All three religions work to the same seven-day week. However, their systems of years and dates differ.

 

Gregorian ('Christian') Calendar

The Western Christian world uses the Gregorian calendar, developed in the 16th century, for expressing dates and setting festivals. Its adoption by many non-Christian countries over the next 300 years has made it the most widespread system. (Orthodox Christianity did not adopt the Gregorian calendar and has kept to the older Julian calendar, currently 13 days behind.)

It is based on movements of the earth around the sun. This means sun-related events such as the shortest day or equinoxes fall around the same date every year.
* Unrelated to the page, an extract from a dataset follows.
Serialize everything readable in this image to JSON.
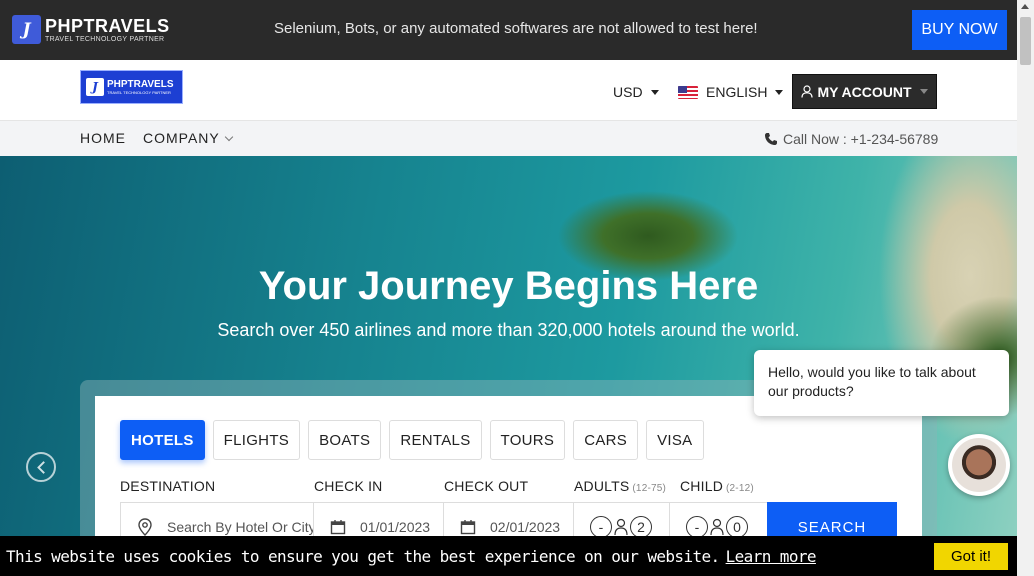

Each year has 12 months totalling either 365, or (once every four years) 366 days.

Christmas is celebrated on 25 December in Western Christianity, and 7 January in Orthodox. Easter is a 'movable feast', varying with the moon's phases. In Western Christianity, it is the first Sunday after the notional full moon that follows 14 days after the first new moon after 21 March. Easter 2007 was 8 April in both Western and Eastern churches; in 2008 it will be 23 March in Western, and 27 April in Eastern.

The current year of 2007 is nominally based on Jesus being born in the year 1. Years are designated with the letters AD (anno Domini, 'year of the Lord' in Latin); or, for years before that, BC (before Christ). In multi-faith or non-religious contexts, CE (common era) and BCE (before common era) often replace AD and BC respectively.

 

Jewish calendar
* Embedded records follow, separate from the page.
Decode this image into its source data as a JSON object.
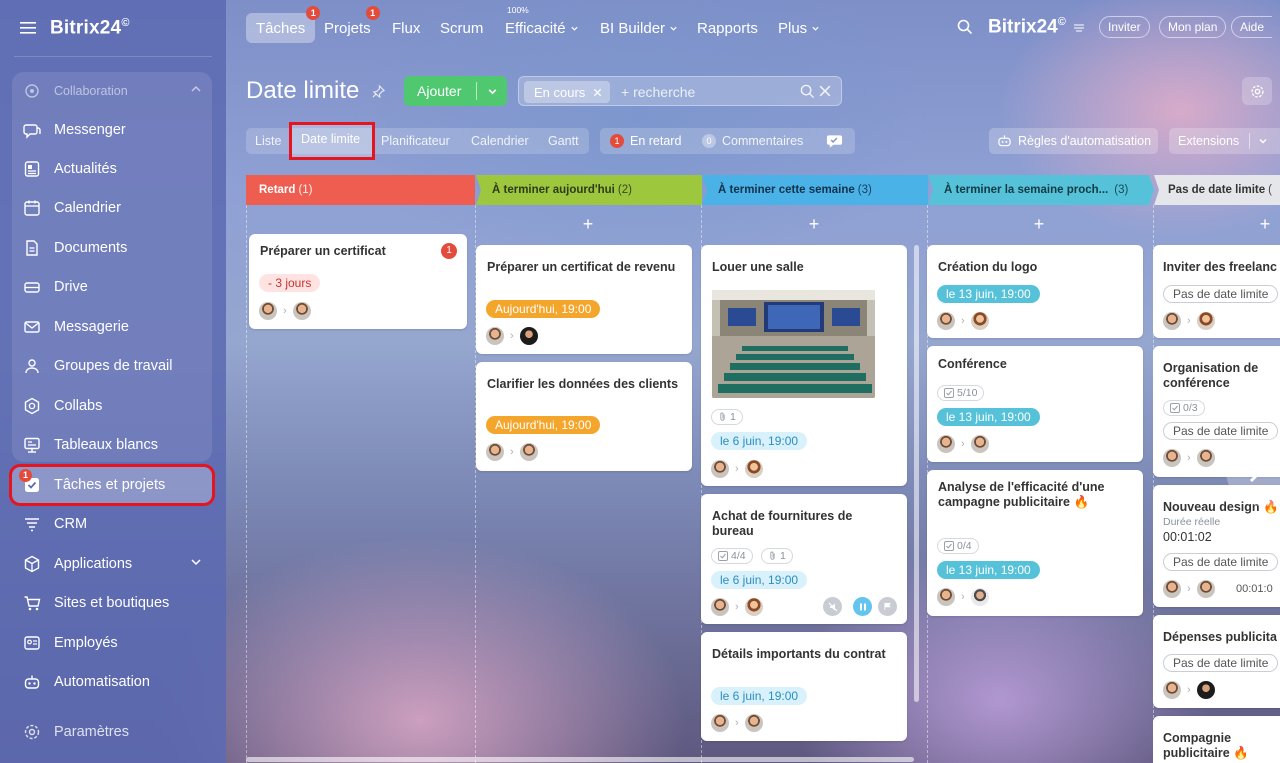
{
  "app": {
    "brand": "Bitrix24",
    "brand_mark": "©"
  },
  "sidebar": {
    "group_label": "Collaboration",
    "items": [
      {
        "label": "Messenger",
        "icon": "chat-icon"
      },
      {
        "label": "Actualités",
        "icon": "news-icon"
      },
      {
        "label": "Calendrier",
        "icon": "calendar-icon"
      },
      {
        "label": "Documents",
        "icon": "document-icon"
      },
      {
        "label": "Drive",
        "icon": "drive-icon"
      },
      {
        "label": "Messagerie",
        "icon": "mail-icon"
      },
      {
        "label": "Groupes de travail",
        "icon": "group-icon"
      },
      {
        "label": "Collabs",
        "icon": "hexagon-icon"
      },
      {
        "label": "Tableaux blancs",
        "icon": "whiteboard-icon"
      },
      {
        "label": "Tâches et projets",
        "icon": "tasks-icon",
        "badge": "1"
      },
      {
        "label": "CRM",
        "icon": "crm-icon"
      },
      {
        "label": "Applications",
        "icon": "applications-icon"
      },
      {
        "label": "Sites et boutiques",
        "icon": "cart-icon"
      },
      {
        "label": "Employés",
        "icon": "employee-icon"
      },
      {
        "label": "Automatisation",
        "icon": "robot-icon"
      },
      {
        "label": "Paramètres",
        "icon": "gear-icon"
      }
    ]
  },
  "topnav": {
    "tasks": "Tâches",
    "tasks_badge": "1",
    "projects": "Projets",
    "projects_badge": "1",
    "flux": "Flux",
    "scrum": "Scrum",
    "efficiency": "Efficacité",
    "efficiency_value": "100%",
    "bi": "BI Builder",
    "reports": "Rapports",
    "more": "Plus",
    "brand": "Bitrix24",
    "invite": "Inviter",
    "plan": "Mon plan",
    "help": "Aide"
  },
  "header": {
    "title": "Date limite",
    "add_button": "Ajouter",
    "filter_chip": "En cours",
    "search_placeholder": "+ recherche"
  },
  "views": {
    "tabs": [
      "Liste",
      "Date limite",
      "Planificateur",
      "Calendrier",
      "Gantt"
    ],
    "active": "Date limite"
  },
  "counters": {
    "overdue_count": "1",
    "overdue_label": "En retard",
    "comments_count": "0",
    "comments_label": "Commentaires"
  },
  "toolbar": {
    "automation_rules": "Règles d'automatisation",
    "extensions": "Extensions"
  },
  "columns": [
    {
      "title": "Retard",
      "count": "(1)",
      "color": "#ee5d50",
      "cards": [
        {
          "title": "Préparer un certificat",
          "badge": "1",
          "deadline": "- 3 jours",
          "deadline_style": "red"
        }
      ]
    },
    {
      "title": "À terminer aujourd'hui",
      "count": "(2)",
      "color": "#9dc73c",
      "cards": [
        {
          "title": "Préparer un certificat de revenu",
          "deadline": "Aujourd'hui, 19:00",
          "deadline_style": "orange"
        },
        {
          "title": "Clarifier les données des clients",
          "deadline": "Aujourd'hui, 19:00",
          "deadline_style": "orange"
        }
      ]
    },
    {
      "title": "À terminer cette semaine",
      "count": "(3)",
      "color": "#4bb2e8",
      "cards": [
        {
          "title": "Louer une salle",
          "files": "1",
          "deadline": "le 6 juin, 19:00",
          "deadline_style": "lightblue"
        },
        {
          "title": "Achat de fournitures de bureau",
          "checklist": "4/4",
          "files": "1",
          "deadline": "le 6 juin, 19:00",
          "deadline_style": "lightblue"
        },
        {
          "title": "Détails importants du contrat",
          "deadline": "le 6 juin, 19:00",
          "deadline_style": "lightblue"
        }
      ]
    },
    {
      "title": "À terminer la semaine proch...",
      "count": "(3)",
      "color": "#56c2d9",
      "cards": [
        {
          "title": "Création du logo",
          "deadline": "le 13 juin, 19:00",
          "deadline_style": "teal"
        },
        {
          "title": "Conférence",
          "checklist": "5/10",
          "deadline": "le 13 juin, 19:00",
          "deadline_style": "teal"
        },
        {
          "title": "Analyse de l'efficacité d'une campagne publicitaire",
          "deadline": "le 13 juin, 19:00",
          "deadline_style": "teal"
        }
      ]
    },
    {
      "title": "Pas de date limite",
      "count": "(",
      "color": "#e4e6e9",
      "cards": [
        {
          "title": "Inviter des freelanc",
          "deadline": "Pas de date limite"
        },
        {
          "title": "Organisation de conférence",
          "checklist": "0/3",
          "deadline": "Pas de date limite"
        },
        {
          "title": "Nouveau design",
          "time_label": "Durée réelle",
          "time_value": "00:01:02",
          "deadline": "Pas de date limite",
          "time_small": "00:01:0"
        },
        {
          "title": "Dépenses publicita",
          "deadline": "Pas de date limite"
        },
        {
          "title": "Compagnie publicitaire"
        }
      ]
    }
  ],
  "extra": {
    "campaign_checklist": "0/4"
  }
}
In Judaism, the Jewish calendar is used to determine the dates of holidays and festivals, or appropriate portions of religious text for reading. It is based on the relative positions of the earth, moon and sun. Each year has 12 regular months, with seven extra months inserted at various times during a 19-year cycle. This makes it slower than the Gregorian system by one day every 231 years.

The Jewish calendar is complex. Years come in 14 different month-day layouts, characterised by the date on which the festival of Rosh Hashanah (New Year) falls. The number of the Jewish year is based on 1 as the year of creation. For example, Monday 3 September 2007 in the Gregorian calendar was 20 Elul 5767 in the Jewish calendar. The year number may be clarified by the letters AM (anno mundi, 'year of the world' in Latin), for example 5767AM.

 

Islamic calendar

The Islamic calendar is used to determine the dates of Muslim holy days and festivals. It is based on movements of the moon round the earth. Each year of 12 lunar months has about 354 days (the Qur'an forbids the insertion of extra months) and thus moves out of step with the Gregorian calendar by 11 days or so annually.

Sun-related events, such as the shortest day or the equinoxes, therefore occur later in the Muslim calendar every year by 11 days. The holy month of Ramadan occupies a different part of the Western calendar every year. Thus a Muslim living in a northern country might have only short winter daylight hours to fast one year; however, they would have long summer daylight hours to contend with a decade and a half later.

The number of the Islamic year is based on the hijra, Muhammad's flight from Mecca to Medina, which was in year 1. For example, Monday 3 September 2007 in the Gregorian calendar was 20 Shaban 1428 in the Islamic calendar. The year number may be clarified by the letters H or AH (anno Hegirae, 'year of hijra' in Latin), for example 1428AH.

Western-style calendar

Jewish calendar

Islamic calendar